Store: For storage, Azure Data Lake Storage is the ideal candidate to provide a secure and massively scalable data store for all kinds of data sets with capabilities dedicated to big data analytics. Whereas, the Data Catalog service is used to create a metadata catalog which stores information about business, technical and operational metadata and helps simplifying data asset discovery.
Prep & Train: For data preparation and training, both Azure HDInsight and Azure Databricks provide capabilities to not only clean, transform and enrich unstructured datasets but also apply machine learning techniques for building and training models and get deeper data insights. The users can create in-built notebooks with support of programming languages i.e. Scala, Python or R.
Model & Serve: The results of data processing are then stored in the data warehouse and analytics applications such as Azure Synapse Analytics to be used by Power BI reports and dashboards generated by the user. While the insights gained from machine-learning models are moved to Azure Cosmos DB for access through consumer applications.
On the contrary, let us see what services AWS offers to create a similar architecture.
Ingest: For the data ingestion, three use-case specific services are part of this component. For real-time data ingestion, AWS Kinesis Data Streams provide massive throughput at scale. For near real-time, AWS Kinesis Firehose serves the purpose and for data ingestion at regular intervals in time, AWS Data Pipeline is a data workflow orchestration service that moves the data between different AWS compute and storage services including on-premise data sources.
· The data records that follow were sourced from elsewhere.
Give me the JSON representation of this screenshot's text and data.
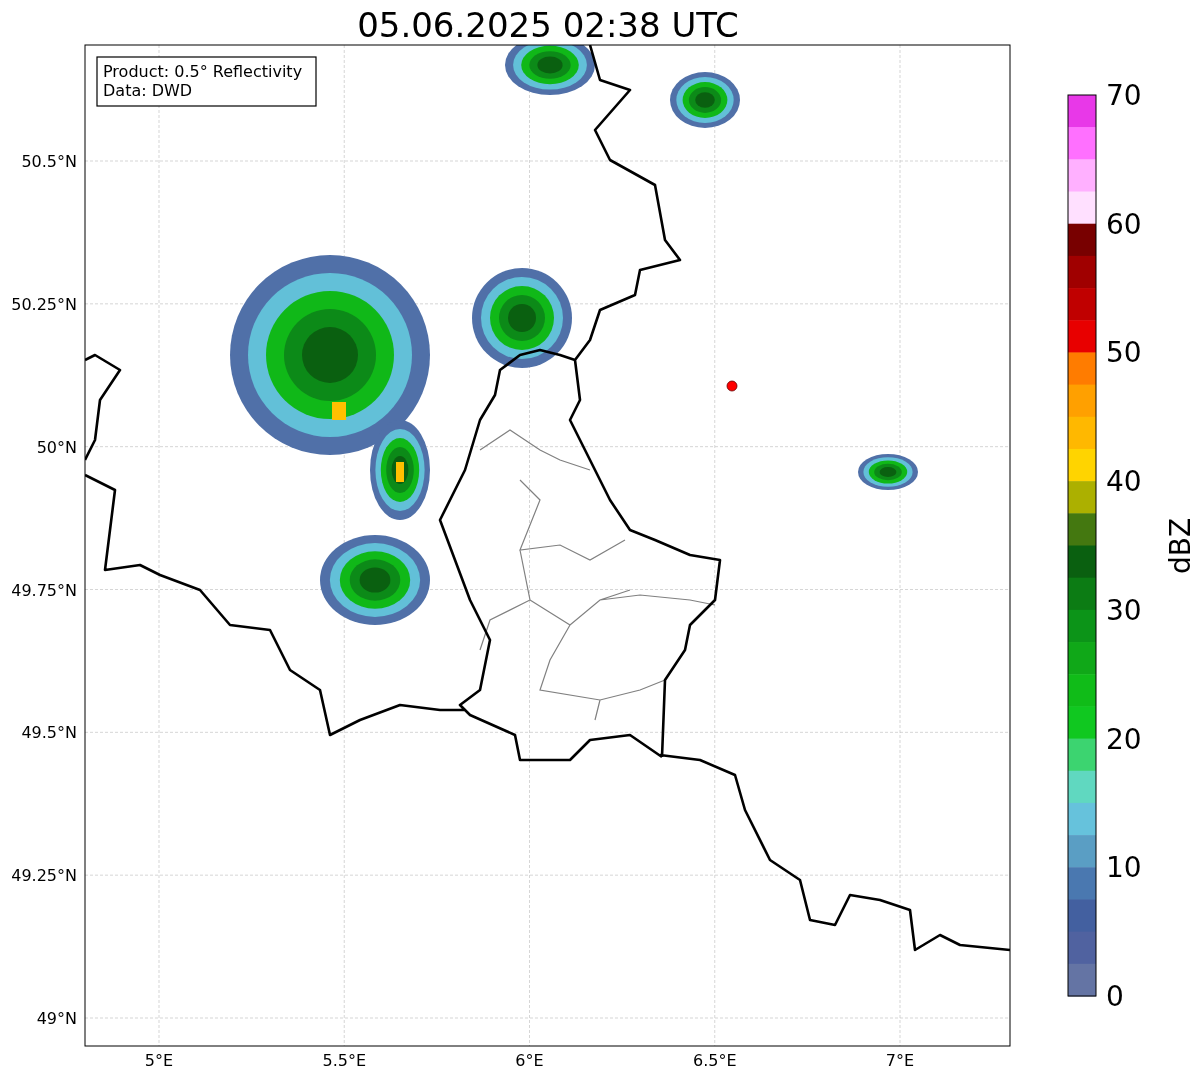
{
  "title": "05.06.2025 02:38 UTC",
  "info_box": {
    "lines": [
      "Product: 0.5° Reflectivity",
      "Data: DWD"
    ]
  },
  "axes": {
    "yticks": [
      "50.5°N",
      "50.25°N",
      "50°N",
      "49.75°N",
      "49.5°N",
      "49.25°N",
      "49°N"
    ],
    "xticks": [
      "5°E",
      "5.5°E",
      "6°E",
      "6.5°E",
      "7°E"
    ]
  },
  "colorbar": {
    "label": "dBZ",
    "ticks": [
      "70",
      "60",
      "50",
      "40",
      "30",
      "20",
      "10",
      "0"
    ],
    "segments": [
      {
        "color": "#e838e8"
      },
      {
        "color": "#ff70ff"
      },
      {
        "color": "#ffb0ff"
      },
      {
        "color": "#ffe0ff"
      },
      {
        "color": "#780000"
      },
      {
        "color": "#a00000"
      },
      {
        "color": "#c00000"
      },
      {
        "color": "#e80000"
      },
      {
        "color": "#ff7c00"
      },
      {
        "color": "#ffa000"
      },
      {
        "color": "#ffb800"
      },
      {
        "color": "#ffd400"
      },
      {
        "color": "#acb000"
      },
      {
        "color": "#447810"
      },
      {
        "color": "#0a6010"
      },
      {
        "color": "#0c7c14"
      },
      {
        "color": "#0c9418"
      },
      {
        "color": "#10a818"
      },
      {
        "color": "#10bc18"
      },
      {
        "color": "#10c820"
      },
      {
        "color": "#3cd470"
      },
      {
        "color": "#60d8c0"
      },
      {
        "color": "#66c2dc"
      },
      {
        "color": "#5a9ec4"
      },
      {
        "color": "#4a78b0"
      },
      {
        "color": "#4360a0"
      },
      {
        "color": "#5062a0"
      },
      {
        "color": "#6474a4"
      }
    ]
  }
}
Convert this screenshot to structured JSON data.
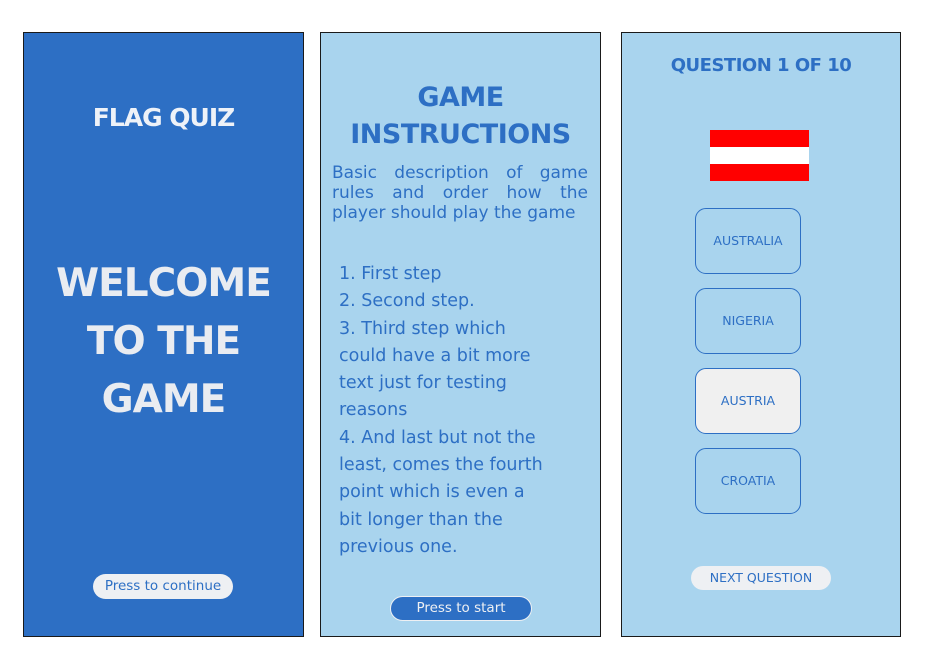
{
  "welcome_screen": {
    "title": "FLAG QUIZ",
    "welcome_lines": [
      "WELCOME",
      "TO THE",
      "GAME"
    ],
    "continue_button": "Press to continue"
  },
  "instructions_screen": {
    "title_lines": [
      "GAME",
      "INSTRUCTIONS"
    ],
    "description": "Basic description of game rules and order how the player should play the game",
    "steps": [
      "1. First step",
      "2. Second step.",
      "3. Third step which",
      "could have a bit more",
      "text just for testing",
      "reasons",
      "4. And last but not the",
      "least, comes the fourth",
      "point which is even a",
      "bit longer than the",
      "previous one."
    ],
    "start_button": "Press to start"
  },
  "question_screen": {
    "title": "QUESTION 1 OF 10",
    "flag_colors": [
      "#ff0000",
      "#ffffff",
      "#ff0000"
    ],
    "answers": [
      "AUSTRALIA",
      "NIGERIA",
      "AUSTRIA",
      "CROATIA"
    ],
    "selected_answer": "AUSTRIA",
    "next_button": "NEXT QUESTION"
  },
  "colors": {
    "primary_blue": "#2d6fc4",
    "light_blue": "#a9d4ee",
    "pill_light": "#eef0f3"
  }
}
Store: Nothing new here, AWS S3 is highly regarded as one of the best storage options in the public cloud to store any amounts of data with high level of durability, availability and low costs. For data discovery and metadata storage options, AWS Glue Data Catalog is used to create a metadata catalog. You can define crawlers to crawl multiple data stores and create or update one or more tables in the data catalog. It’s seamless integration with Amazon Athena makes it even a more powerful tool in the Data Analytics space.
Prep & Train: With AWS, you can also use Databricks for data preparation and training purposes. It provides a Unified Analytics Platform for massive scale data engineering and collaborative data science use-cases. Similar to Azure HDInsight, AWS offers EMR which provides cloud-native big data platform for processing huge amounts of data at scale. Tools like Apache Spark, Apache Hive, Apache HBase, Apache Flink, Presto etc. are part of this service.
Model & Serve: Finally, in the last component, AWS Redshift Spectrum runs on top of Redshift and provides peta-byte scale to execute data analytics queries without even loading the data into Redshift. It can directly query data from S3. Furthermore, for ad-hoc analysis on the data sources, you can use AWS Athena. For example, you can determine the quality of your dataset which is indeed very helpful in your downstream data warehouse or machine-learning models. For visualization, AWS Quicksight is a fast, cloud based business intelligence service that helps to create interactive dashboards with Data and Machine Learning insights.
For more details, refer to the following links to get more provider specific information about Big Data and Advanced Analytics solutions.
As per Gartner, AWS still has the highest market share within the public cloud services providers but we’ve seen Microsoft Azure catching up quickly over the years and the difference is getting less every passing year. Having said that, AWS and Microsoft compete very closely in the Big Data and Advanced Analytics space. The breadth and depth of the services offered by each provider enables its customers to realize the implementation of Advanced Analytics use-cases at scale.
If you’re running Big Data and Advanced Analytics workloads on one of these providers, do share your feedback below!